available with D-STAR
Within the D-STAR Digital Voice protocol standards (DV), voice audio is
encoded as a 3600 bit/s data stream using proprietary AMBE encoding,
with 1200 bit/s FEC, leaving 1200 bit/s for an additional data "path"
between radios utilizing DV mode. On air bit rates for DV mode are 4800
bit/s over the 2 m, 70 cm and 23 cm bands.
In addition to digital voice mode (DV), a Digital Data (DD) mode can be
sent at 128 kbit/s only on the 23 cm band. A higher-rate data protocol,
currently believed to be much like ATM, is used in the 10 GHz "link"
radios for site-to-site links.
Radios providing DV data service within the low-speed voice protocol
variant typically use an RS-232 or USB connection for low speed data
(1200 bit/s), while the Icom ID-1 23 cm band radio offers a standard
Ethernet connection for high speed (128 kbit/s) connections, to allow
easy interfacing with computer equipment.
Excitation (AMBE) is the technology that is used in D-STAR to compress
voice for transmission. AMBE is implemented in the AMBE-2000 or
AMBE-2020 chips which are found within every D-STAR radio. The
AMBE-2000™ Vocoder Chip, which is manufactured by Digital Voice
Systems, Inc.(DVSI), implements DVSI’s patented
and award winning
AMBEŽ Voice Compression Algorithm. The field-proven success of this
technology has resulted in its recognition as the standard for voice
quality in communication systems around the globe.

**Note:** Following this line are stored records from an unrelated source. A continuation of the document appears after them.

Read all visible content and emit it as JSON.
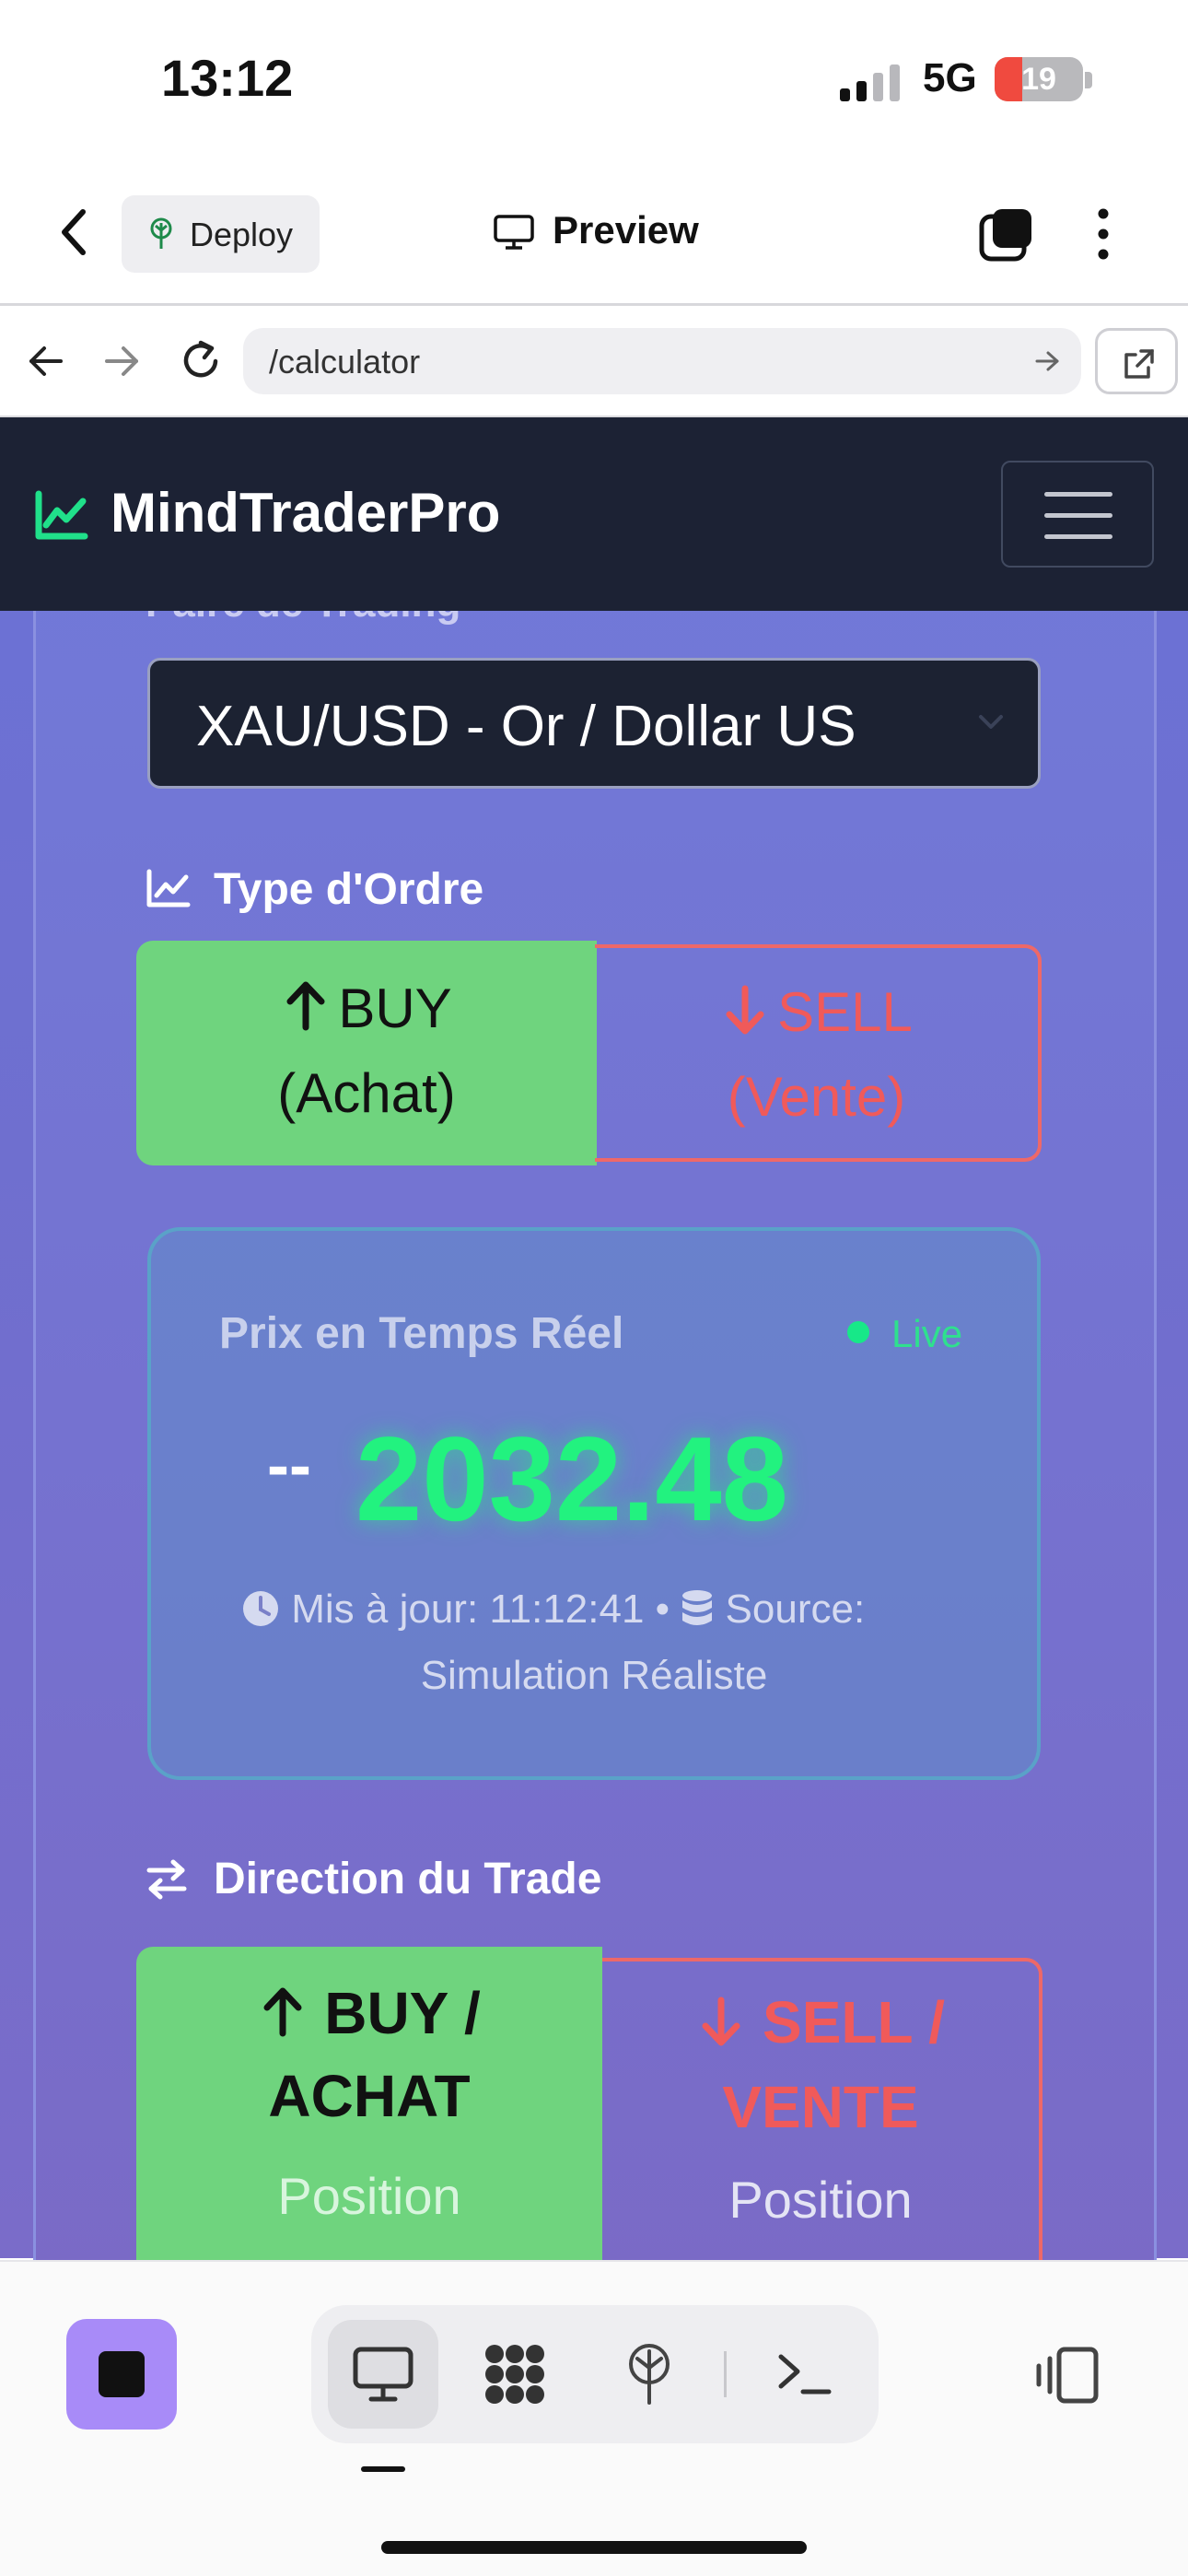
{
  "status_bar": {
    "time": "13:12",
    "network": "5G",
    "battery": "19"
  },
  "toolbar": {
    "deploy_label": "Deploy",
    "preview_label": "Preview"
  },
  "browser": {
    "url": "/calculator"
  },
  "site": {
    "brand": "MindTraderPro"
  },
  "calculator": {
    "pair_section_title": "Paire de Trading",
    "pair_value": "XAU/USD - Or / Dollar US",
    "order_type_title": "Type d'Ordre",
    "buy_line1": "BUY",
    "buy_line2": "(Achat)",
    "sell_line1": "SELL",
    "sell_line2": "(Vente)",
    "price_panel": {
      "title": "Prix en Temps Réel",
      "live_label": "Live",
      "change": "--",
      "price": "2032.48",
      "updated_label": "Mis à jour: 11:12:41",
      "separator": "•",
      "source_label": "Source:",
      "source_value": "Simulation Réaliste"
    },
    "direction_title": "Direction du Trade",
    "dir_buy_line1": "BUY /",
    "dir_buy_line2": "ACHAT",
    "dir_buy_sub": "Position",
    "dir_sell_line1": "SELL /",
    "dir_sell_line2": "VENTE",
    "dir_sell_sub": "Position"
  },
  "colors": {
    "buy_green": "#6fd47e",
    "sell_red": "#ee6868",
    "price_green": "#22f27f",
    "header_dark": "#1c2234",
    "accent_purple": "#a88bf8"
  },
  "icons": [
    "back-chevron-icon",
    "tree-icon",
    "monitor-icon",
    "tabs-icon",
    "kebab-icon",
    "arrow-left-icon",
    "arrow-right-icon",
    "reload-icon",
    "external-link-icon",
    "chart-line-icon",
    "menu-icon",
    "chevron-down-icon",
    "arrow-up-icon",
    "arrow-down-icon",
    "clock-icon",
    "database-icon",
    "swap-icon",
    "stop-icon",
    "grid-icon",
    "terminal-icon",
    "rotate-device-icon"
  ]
}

Satellite systems
such as ACeS, AMSC/TMI, ICO, Inmarsat, Iridium, Optus and Thuraya use
this technology because of its superior voice quality at low bit rates.
radios, repeaters, and dongles

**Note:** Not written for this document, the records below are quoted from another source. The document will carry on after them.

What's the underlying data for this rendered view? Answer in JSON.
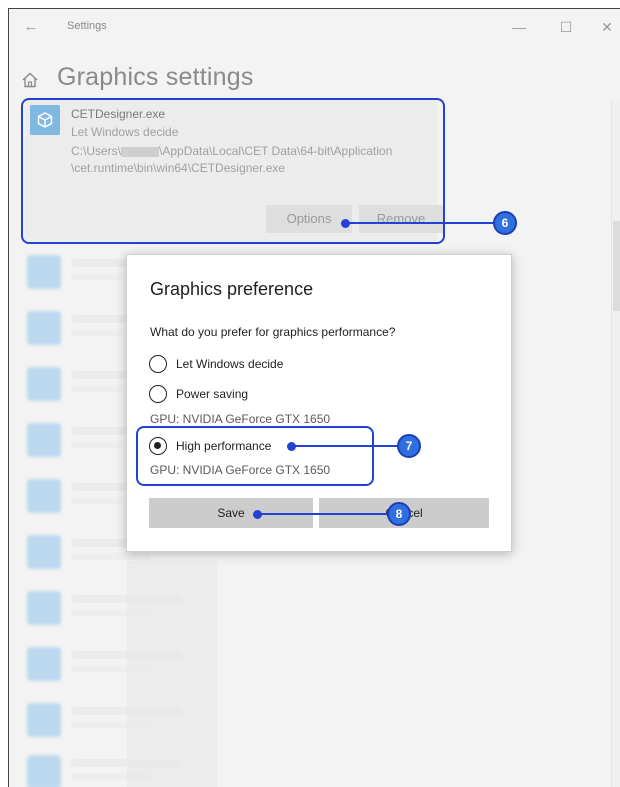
{
  "window": {
    "title": "Settings",
    "back_glyph": "←",
    "minimize_glyph": "—",
    "maximize_glyph": "☐",
    "close_glyph": "✕"
  },
  "page": {
    "title": "Graphics settings",
    "home_icon": "home-icon"
  },
  "app_entry": {
    "name": "CETDesigner.exe",
    "preference": "Let Windows decide",
    "path_prefix": "C:\\Users\\",
    "path_suffix": "\\AppData\\Local\\CET Data\\64-bit\\Application",
    "path_line2": "\\cet.runtime\\bin\\win64\\CETDesigner.exe",
    "options_label": "Options",
    "remove_label": "Remove",
    "icon": "app-cube-icon"
  },
  "dialog": {
    "title": "Graphics preference",
    "question": "What do you prefer for graphics performance?",
    "options": [
      {
        "label": "Let Windows decide",
        "selected": false
      },
      {
        "label": "Power saving",
        "selected": false,
        "gpu": "GPU: NVIDIA GeForce GTX 1650"
      },
      {
        "label": "High performance",
        "selected": true,
        "gpu": "GPU: NVIDIA GeForce GTX 1650"
      }
    ],
    "save_label": "Save",
    "cancel_label": "Cancel"
  },
  "callouts": {
    "step6": "6",
    "step7": "7",
    "step8": "8"
  },
  "colors": {
    "callout": "#2341d4",
    "badge": "#2f6fe0",
    "app_icon": "#7fb8e0"
  }
}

One of the biggest
criticisms of D-STAR is its use of a closed-source proprietary codec,
which unfortunately means that amateur radio operators do not have
access to the specification or the rights to implement it on their own
without buying a licensed product. This goes against amateur radio's
long standing tradition of building, improving upon and experimenting
with radio designs. The modern digital age equivalent of this would be
designing and/or implementing codecs in software. Critics say the
proprietary nature of AMBE and its availability only in hardware form
(as ICs) discourages innovation, however, hams have been involved with
other areas of D-STAR development, including reflectors and linking.
Since the early 2000's, D-STAR has developed into a robust
communications system that utilyzes both radio frequency (RF) and
D-STAR Repeaters in Maine
Cooper Hill, ME
For more information about D-STAR, click on the links below:
Wireless Society of Southern
Maine, P.O. Box 6833, Scarborough, ME 04074